Cisco and Apple are no longer approved suppliers to the Chinese government, as it seeks to restrict the reach of US IT companies in its domestic market.
While Cisco had 60 products approved for government use in 2014, they had all been removed from the list provided to state agencies by China’s Central Government Procurement Center (CGPC), according to Reuters.
Products from Apple, Citrix, and McAffee were also removed from the list. Meanwhile, overall the number of approved supplies has risen from just under 3,000 to almost 5,000.
In August 2014 the CGPC banned US-based Symantec and UK-based Kaspersky from government use.
According to The Washington Post the trade blockade could be a reaction to the PRISM surveillance programme being conducted by the US National Security Agency (NSA). Information about the programme, leaked as a series of documents stolen by former operative Ed Snowden, is a growing concern within China, which is reportedly being more vigilant about its need for “cyber-sovereignty.”
In January it was reported that Virtual Private Network (VPN) providers Astrill, StrongVPN and Golden Frog – which enabled Chinese citizens to freely access websites and apps blocked within the country – had faced severe disruptions as part of the Chinese government’s Internet censorship system, popularly known as the ‘Great Firewall’.
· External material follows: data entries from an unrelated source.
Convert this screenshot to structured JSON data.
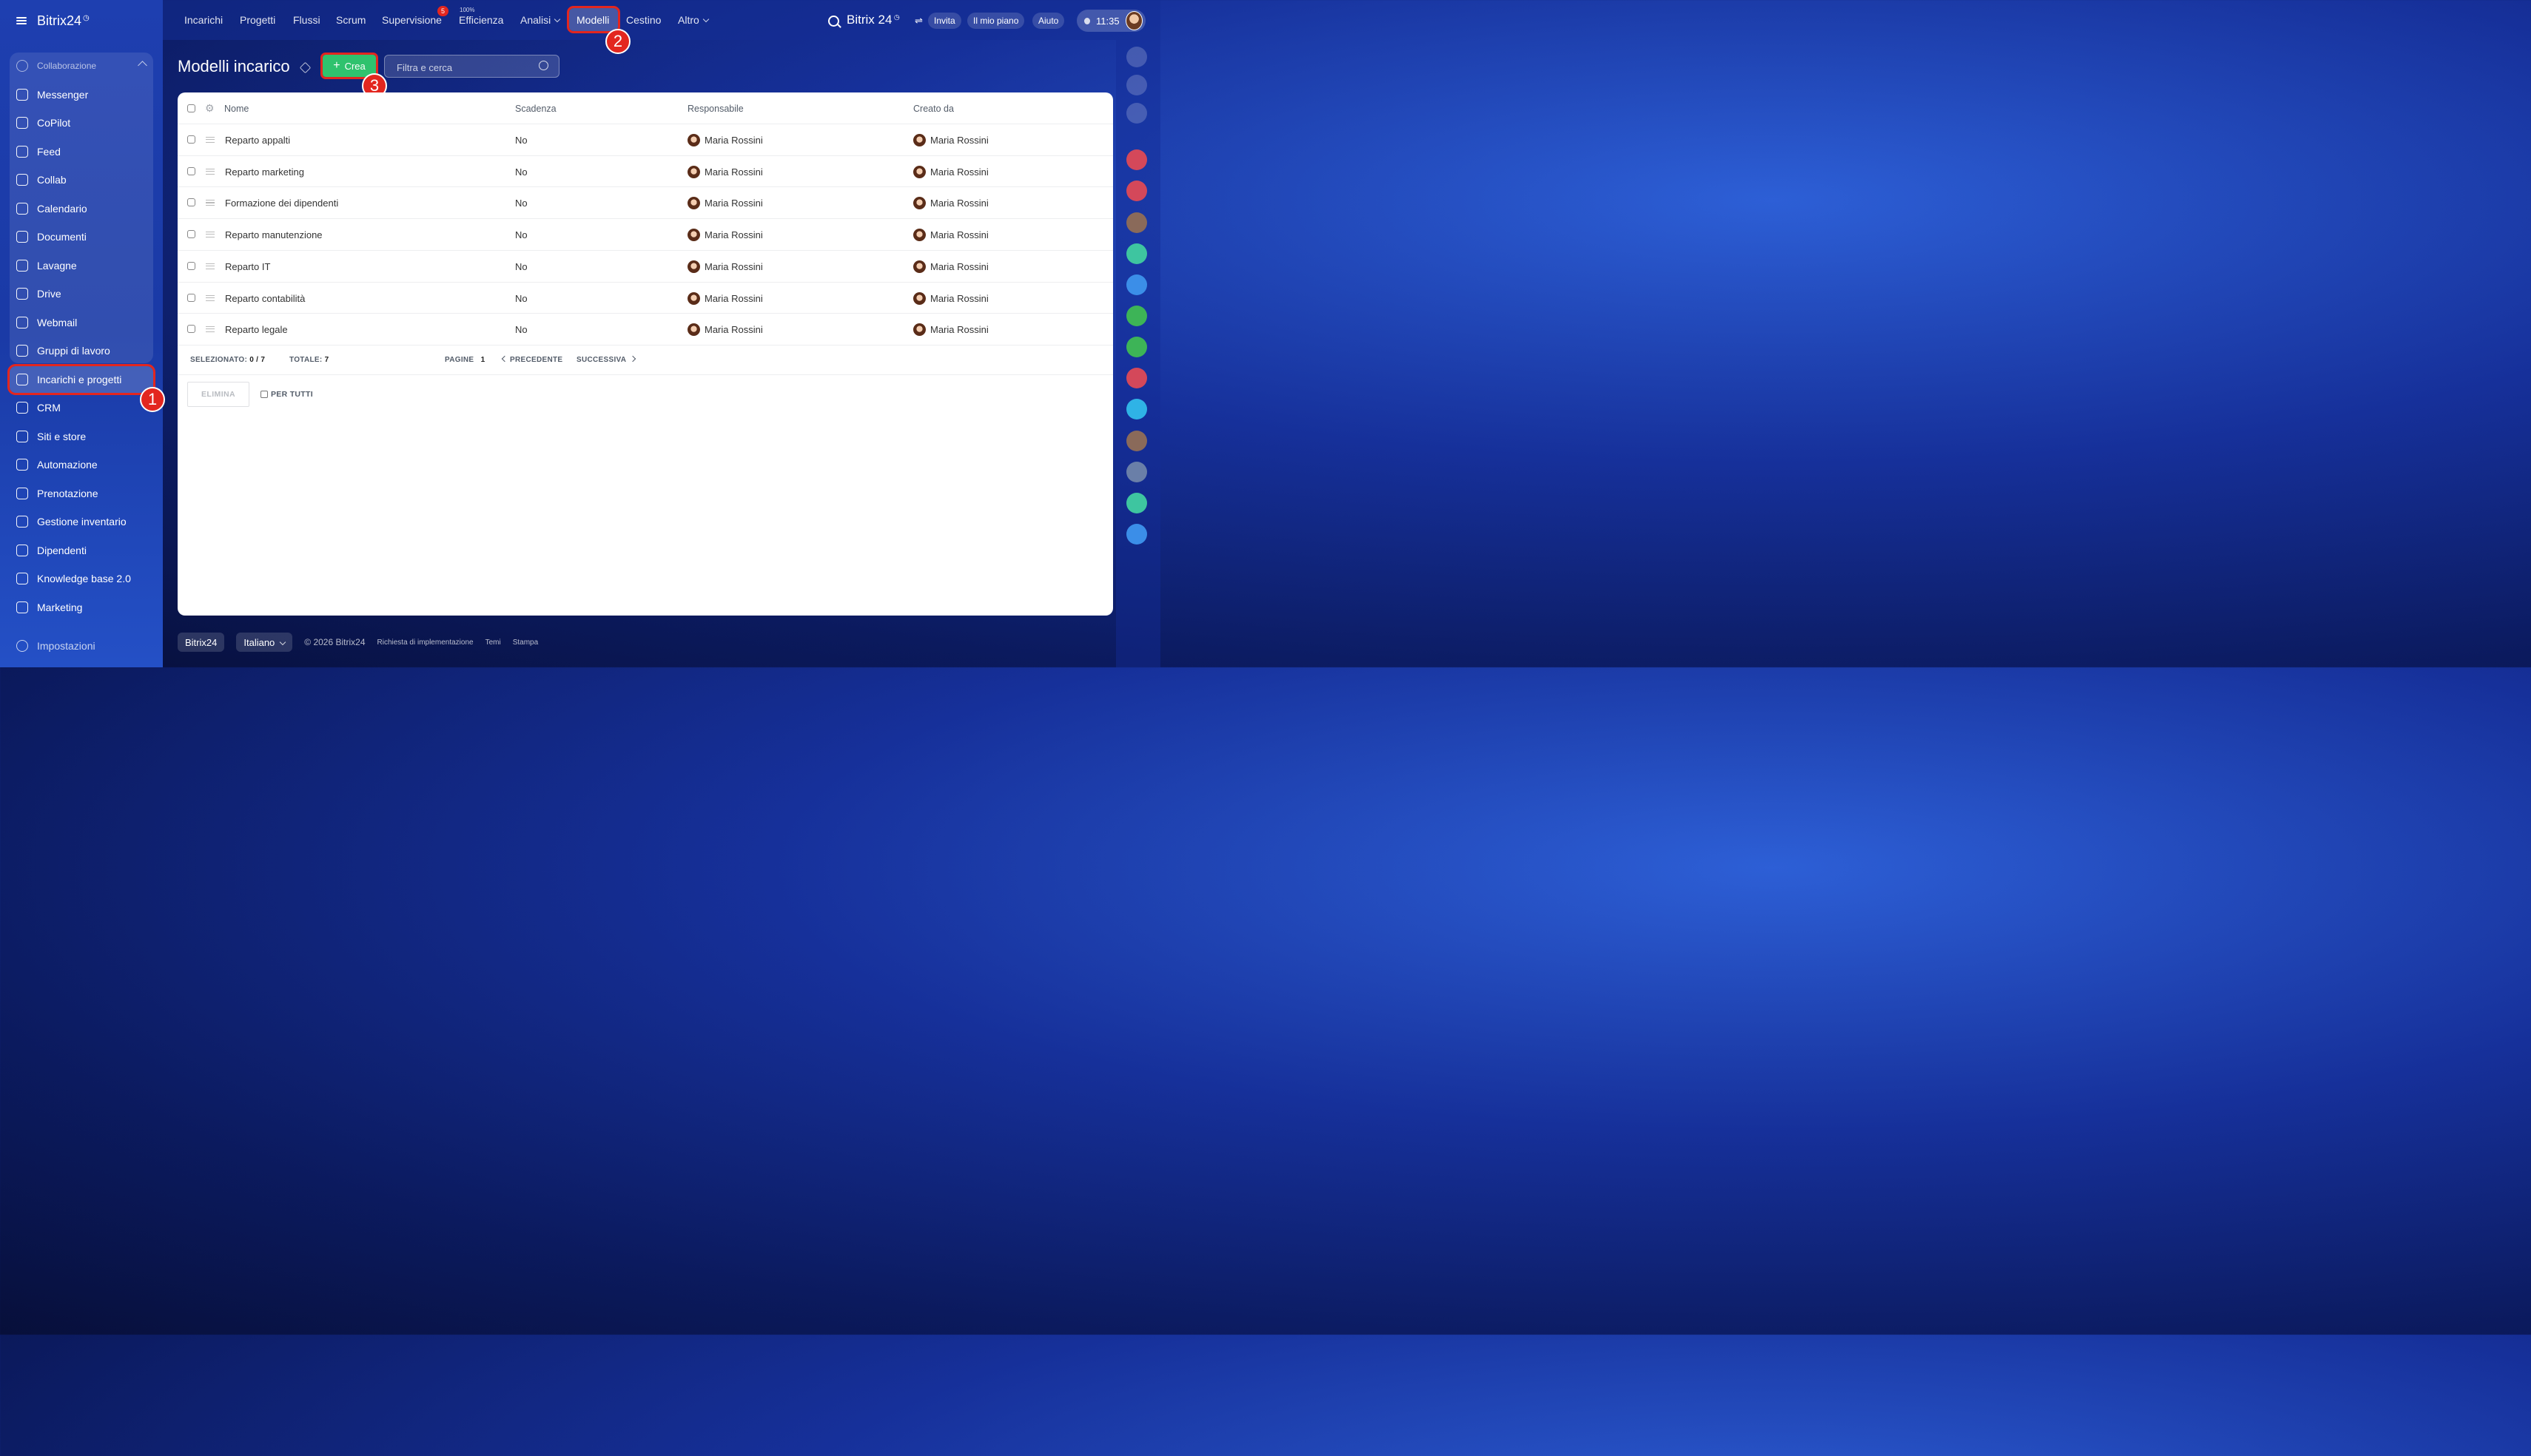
{
  "app": {
    "brand": "Bitrix24",
    "clock": "11:35"
  },
  "sidebar": {
    "section": "Collaborazione",
    "items": [
      {
        "label": "Messenger",
        "icon": "chat-icon"
      },
      {
        "label": "CoPilot",
        "icon": "copilot-icon"
      },
      {
        "label": "Feed",
        "icon": "feed-icon"
      },
      {
        "label": "Collab",
        "icon": "collab-icon"
      },
      {
        "label": "Calendario",
        "icon": "calendar-icon"
      },
      {
        "label": "Documenti",
        "icon": "document-icon"
      },
      {
        "label": "Lavagne",
        "icon": "board-icon"
      },
      {
        "label": "Drive",
        "icon": "drive-icon"
      },
      {
        "label": "Webmail",
        "icon": "mail-icon"
      },
      {
        "label": "Gruppi di lavoro",
        "icon": "group-icon"
      },
      {
        "label": "Incarichi e progetti",
        "icon": "task-check-icon"
      },
      {
        "label": "CRM",
        "icon": "crm-icon"
      },
      {
        "label": "Siti e store",
        "icon": "cart-icon"
      },
      {
        "label": "Automazione",
        "icon": "robot-icon"
      },
      {
        "label": "Prenotazione",
        "icon": "booking-icon"
      },
      {
        "label": "Gestione inventario",
        "icon": "inventory-icon"
      },
      {
        "label": "Dipendenti",
        "icon": "employees-icon"
      },
      {
        "label": "Knowledge base 2.0",
        "icon": "books-icon"
      },
      {
        "label": "Marketing",
        "icon": "target-icon"
      }
    ],
    "settings": "Impostazioni"
  },
  "topnav": {
    "items": [
      "Incarichi",
      "Progetti",
      "Flussi",
      "Scrum",
      "Supervisione",
      "Efficienza",
      "Analisi",
      "Modelli",
      "Cestino",
      "Altro"
    ],
    "supervisione_count": "5",
    "efficienza_sup": "100%",
    "logo": "Bitrix 24",
    "invite": "Invita",
    "plan": "Il mio piano",
    "help": "Aiuto"
  },
  "page": {
    "title": "Modelli incarico",
    "create_label": "Crea",
    "filter_placeholder": "Filtra e cerca"
  },
  "grid": {
    "columns": {
      "name": "Nome",
      "deadline": "Scadenza",
      "responsible": "Responsabile",
      "created_by": "Creato da"
    },
    "rows": [
      {
        "name": "Reparto appalti",
        "deadline": "No",
        "responsible": "Maria Rossini",
        "created_by": "Maria Rossini"
      },
      {
        "name": "Reparto marketing",
        "deadline": "No",
        "responsible": "Maria Rossini",
        "created_by": "Maria Rossini"
      },
      {
        "name": "Formazione dei dipendenti",
        "deadline": "No",
        "responsible": "Maria Rossini",
        "created_by": "Maria Rossini"
      },
      {
        "name": "Reparto manutenzione",
        "deadline": "No",
        "responsible": "Maria Rossini",
        "created_by": "Maria Rossini"
      },
      {
        "name": "Reparto IT",
        "deadline": "No",
        "responsible": "Maria Rossini",
        "created_by": "Maria Rossini"
      },
      {
        "name": "Reparto contabilità",
        "deadline": "No",
        "responsible": "Maria Rossini",
        "created_by": "Maria Rossini"
      },
      {
        "name": "Reparto legale",
        "deadline": "No",
        "responsible": "Maria Rossini",
        "created_by": "Maria Rossini"
      }
    ],
    "footer": {
      "selected_label": "SELEZIONATO:",
      "selected_value": "0 / 7",
      "total_label": "TOTALE:",
      "total_value": "7",
      "pages_label": "PAGINE",
      "pages_value": "1",
      "prev": "PRECEDENTE",
      "next": "SUCCESSIVA",
      "delete": "ELIMINA",
      "for_all": "PER TUTTI"
    }
  },
  "footer": {
    "brand": "Bitrix24",
    "language": "Italiano",
    "copyright": "© 2026 Bitrix24",
    "implementation": "Richiesta di implementazione",
    "themes": "Temi",
    "print": "Stampa"
  },
  "annotations": {
    "step1": "1",
    "step2": "2",
    "step3": "3",
    "color": "#e3261f"
  }
}
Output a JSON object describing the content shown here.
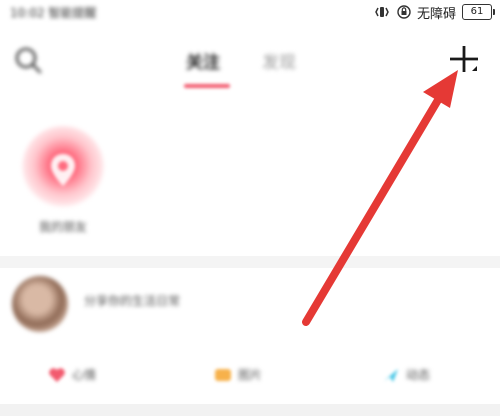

Previous government interference has led to complaints from Google, raids on Microsoft’s offices, investigation’s into the use of IBM servers by Chinese banks and restrictions placed on Dropbox and Gmail.
According to analyst firm IDC, the Chinese information and communications technology market is expected to be valued at $465 billion in 2015.
“There’s no doubt that the state-owned enterprise segment of the market has been favoring the local indigenous content,” one western IT company executive told Reuters.